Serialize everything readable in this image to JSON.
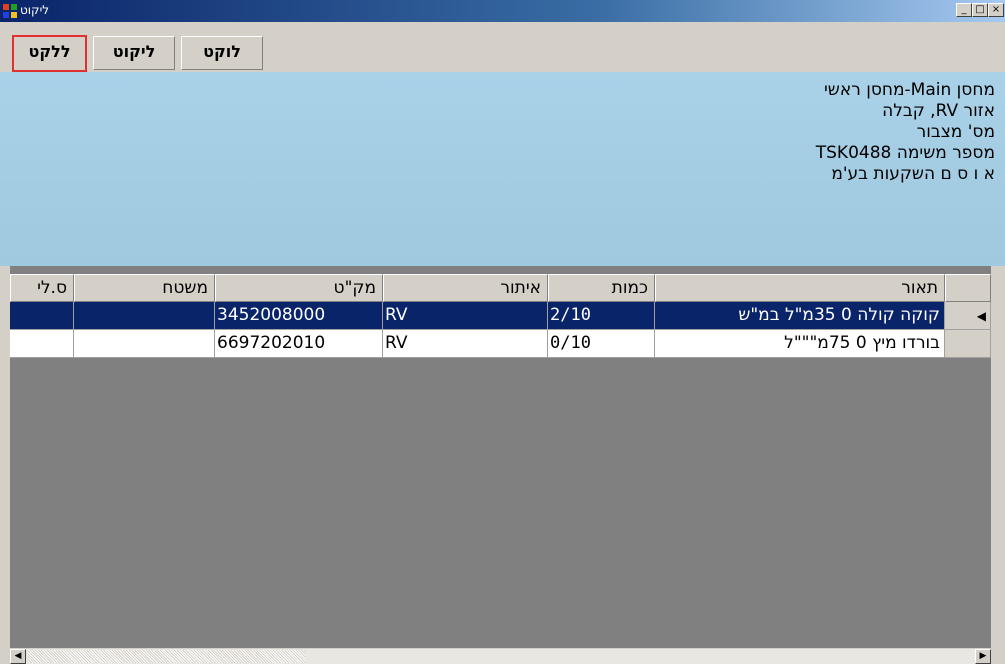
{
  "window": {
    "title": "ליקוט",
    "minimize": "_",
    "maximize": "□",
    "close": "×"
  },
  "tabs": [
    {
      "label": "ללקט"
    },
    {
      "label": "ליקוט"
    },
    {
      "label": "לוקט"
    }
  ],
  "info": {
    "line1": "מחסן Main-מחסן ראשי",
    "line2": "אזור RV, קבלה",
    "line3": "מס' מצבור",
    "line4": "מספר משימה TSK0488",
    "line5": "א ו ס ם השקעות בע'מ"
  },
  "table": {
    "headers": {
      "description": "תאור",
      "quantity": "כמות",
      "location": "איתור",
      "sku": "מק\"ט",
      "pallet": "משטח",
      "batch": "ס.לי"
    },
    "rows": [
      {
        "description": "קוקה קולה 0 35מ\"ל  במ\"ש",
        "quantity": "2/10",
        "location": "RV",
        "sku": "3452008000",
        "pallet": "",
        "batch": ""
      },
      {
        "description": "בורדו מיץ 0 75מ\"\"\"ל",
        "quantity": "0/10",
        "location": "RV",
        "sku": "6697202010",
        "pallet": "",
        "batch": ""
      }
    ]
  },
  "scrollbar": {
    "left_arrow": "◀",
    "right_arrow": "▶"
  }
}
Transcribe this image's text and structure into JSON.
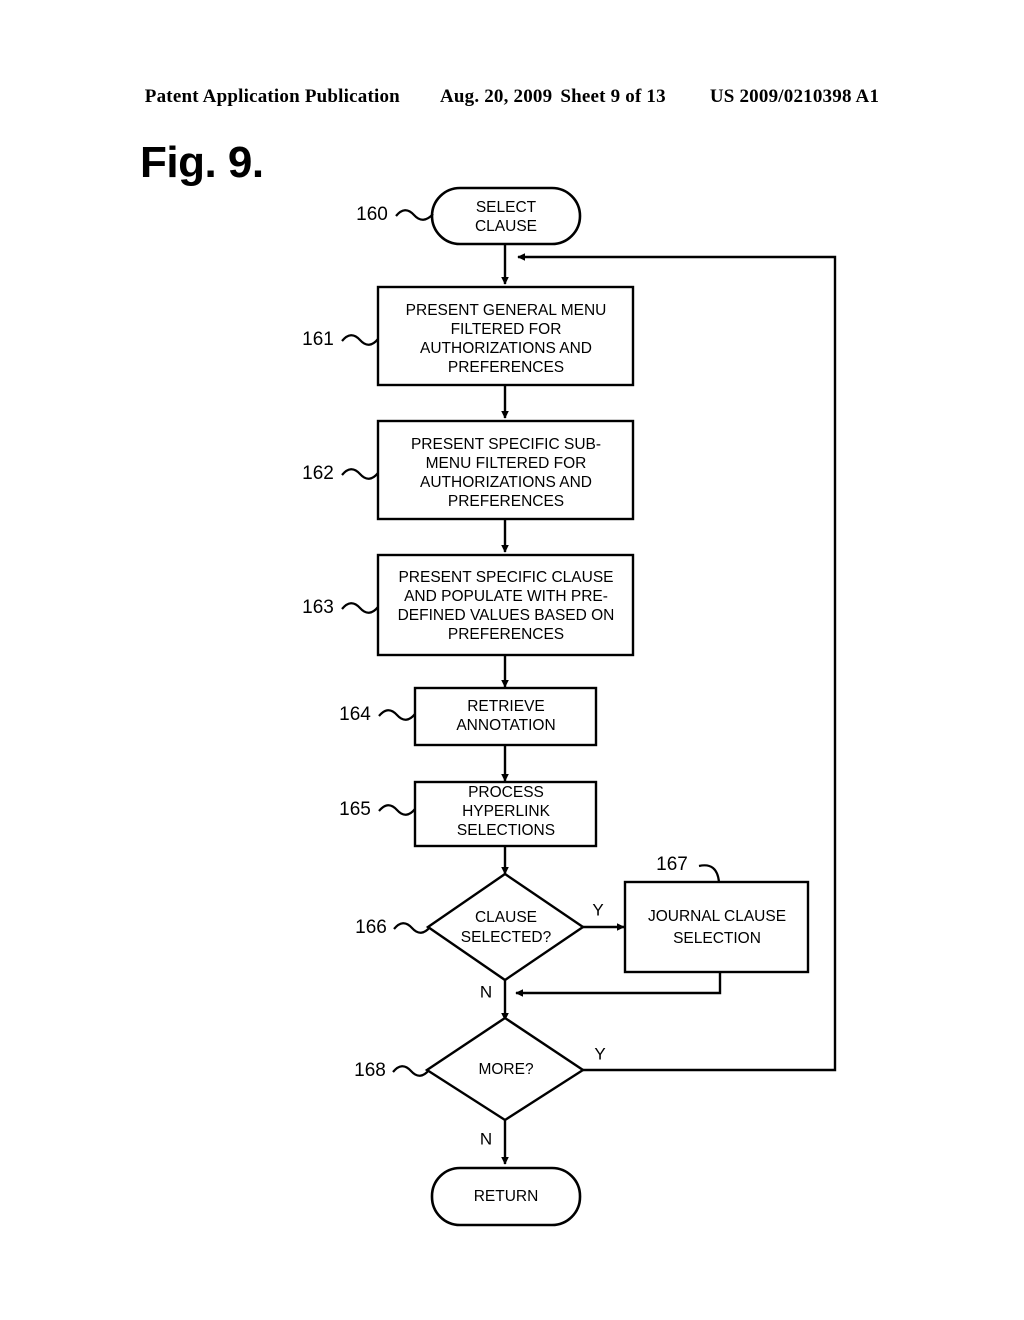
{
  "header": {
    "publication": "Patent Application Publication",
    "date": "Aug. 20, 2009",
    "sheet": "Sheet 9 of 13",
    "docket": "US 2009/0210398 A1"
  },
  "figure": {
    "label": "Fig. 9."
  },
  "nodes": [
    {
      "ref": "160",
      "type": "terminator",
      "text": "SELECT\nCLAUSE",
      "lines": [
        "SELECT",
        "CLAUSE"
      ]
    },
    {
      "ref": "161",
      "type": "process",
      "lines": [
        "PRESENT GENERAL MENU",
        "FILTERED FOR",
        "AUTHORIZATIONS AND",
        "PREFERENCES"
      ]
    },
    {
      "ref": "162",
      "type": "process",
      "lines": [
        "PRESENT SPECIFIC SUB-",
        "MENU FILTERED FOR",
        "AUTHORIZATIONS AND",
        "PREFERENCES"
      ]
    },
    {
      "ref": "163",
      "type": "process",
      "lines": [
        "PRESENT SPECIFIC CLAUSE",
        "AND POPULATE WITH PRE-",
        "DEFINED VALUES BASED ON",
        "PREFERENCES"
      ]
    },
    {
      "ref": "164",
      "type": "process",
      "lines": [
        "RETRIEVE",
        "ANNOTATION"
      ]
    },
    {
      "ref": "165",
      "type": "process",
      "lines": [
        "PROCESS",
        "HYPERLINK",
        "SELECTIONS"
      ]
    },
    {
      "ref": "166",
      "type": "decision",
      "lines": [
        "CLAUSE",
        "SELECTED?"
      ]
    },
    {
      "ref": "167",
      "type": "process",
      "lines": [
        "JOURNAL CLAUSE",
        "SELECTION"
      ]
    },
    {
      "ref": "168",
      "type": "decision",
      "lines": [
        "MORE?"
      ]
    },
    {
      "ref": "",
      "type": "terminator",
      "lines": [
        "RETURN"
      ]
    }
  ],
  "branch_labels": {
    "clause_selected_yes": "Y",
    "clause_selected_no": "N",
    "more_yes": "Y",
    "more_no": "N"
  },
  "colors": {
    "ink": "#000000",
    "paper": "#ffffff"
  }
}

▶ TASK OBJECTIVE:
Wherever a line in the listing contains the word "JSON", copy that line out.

▶ EXERCISE ANSWER:
Serialize everything readable in this image to JSON.
Transcribe this image's text and structure into JSON.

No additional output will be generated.